Polymorphic Tandem Repeat (PTR) is a common form of polymorphism in the human genome. A PTR consists in a variation found in an individual (or in a population) of the number of repeating units of a Tandem Repeat (TR) locus of the genome with respect to the reference genome. Several phenotypic traits and diseases have been discovered to be strongly associated with or caused by specific PTR loci. PTR are further distinguished in two main classes: Short Tandem Repeats (STR) when the repeating unit has size up to 6 base pairs, and Variable Number Tandem Repeats (VNTR) for repeating units of size above 6 base pairs. As larger and larger populations are screened via high throughput sequencing projects, it becomes technically feasible and desirable to explore the association between PTR and a panoply of such traits and conditions. In order to facilitate these studies, we have devised a method for compiling catalogs of PTR from assembled genomes, and we have produced a catalog of PTR for genic regions (exons, introns, UTR and adjacent regions) of the human genome (GRCh38). We applied four different TR discovery software tools to uncover in the first phase 55,223,485 TR (after duplicate removal) in GRCh38, of which 373,173 were determined to be PTR in the second phase by comparison with five assembled human genomes. Of these, 263,266 are not included by state-of-the-art PTR catalogs. The new methodology is mainly based on a hierarchical and systematic application of alignment-based sequence comparisons to identify and measure the polymorphism of TR. While previous catalogs focus on the class of STR of small total size, we remove any size restrictions, aiming at the more general class of PTR, and we also target fuzzy TR by using specific detection tools. Similarly to other previous catalogs of human polymorphic loci, we focus our catalog toward applications in the discovery of disease-associated loci. Validation by cross-referencing with existing catalogs on common clinically-relevant loci shows good concordance. Overall, this proposed census of human PTR in genic regions is a shared resource (web accessible), complementary to existing catalogs, facilitating future genome-wide studies involving PTR.
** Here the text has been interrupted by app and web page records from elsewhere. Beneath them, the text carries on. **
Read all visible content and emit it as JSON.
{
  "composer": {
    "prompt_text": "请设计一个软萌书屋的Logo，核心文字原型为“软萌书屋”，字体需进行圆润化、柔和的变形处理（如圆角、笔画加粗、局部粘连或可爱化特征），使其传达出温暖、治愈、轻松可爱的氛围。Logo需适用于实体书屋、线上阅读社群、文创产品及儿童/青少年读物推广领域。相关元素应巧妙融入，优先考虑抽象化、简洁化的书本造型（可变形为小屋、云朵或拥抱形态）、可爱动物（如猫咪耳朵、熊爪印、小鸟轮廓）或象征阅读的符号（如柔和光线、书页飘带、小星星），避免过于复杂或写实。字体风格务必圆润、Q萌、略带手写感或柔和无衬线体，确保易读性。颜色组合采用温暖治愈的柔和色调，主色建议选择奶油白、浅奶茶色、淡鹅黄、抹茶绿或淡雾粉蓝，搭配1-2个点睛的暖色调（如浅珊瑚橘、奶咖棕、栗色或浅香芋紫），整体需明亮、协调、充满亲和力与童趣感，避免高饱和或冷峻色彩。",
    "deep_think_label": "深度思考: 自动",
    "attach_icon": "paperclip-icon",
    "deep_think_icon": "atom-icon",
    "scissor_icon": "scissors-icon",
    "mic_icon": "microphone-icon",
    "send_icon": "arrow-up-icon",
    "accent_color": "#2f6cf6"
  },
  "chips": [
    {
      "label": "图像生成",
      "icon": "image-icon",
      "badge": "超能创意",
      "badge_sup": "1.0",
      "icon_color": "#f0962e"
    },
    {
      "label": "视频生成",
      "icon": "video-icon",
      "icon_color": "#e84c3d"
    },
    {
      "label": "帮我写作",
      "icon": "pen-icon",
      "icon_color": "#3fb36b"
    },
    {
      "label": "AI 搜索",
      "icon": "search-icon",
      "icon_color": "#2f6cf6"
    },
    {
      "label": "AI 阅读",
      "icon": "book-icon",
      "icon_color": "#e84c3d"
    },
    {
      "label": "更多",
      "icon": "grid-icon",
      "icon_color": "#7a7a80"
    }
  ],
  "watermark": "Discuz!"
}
Frontiers in Genetics, 2018

IIT authors:

Loredana Marialuisa Genovese

Foto di Loredana Marialuisa Genovese

Type: Contributo in rivista non ISI
Field of reference: Mathematics

File: fgene-09-00155.pdf

Activity: Biologia computazionale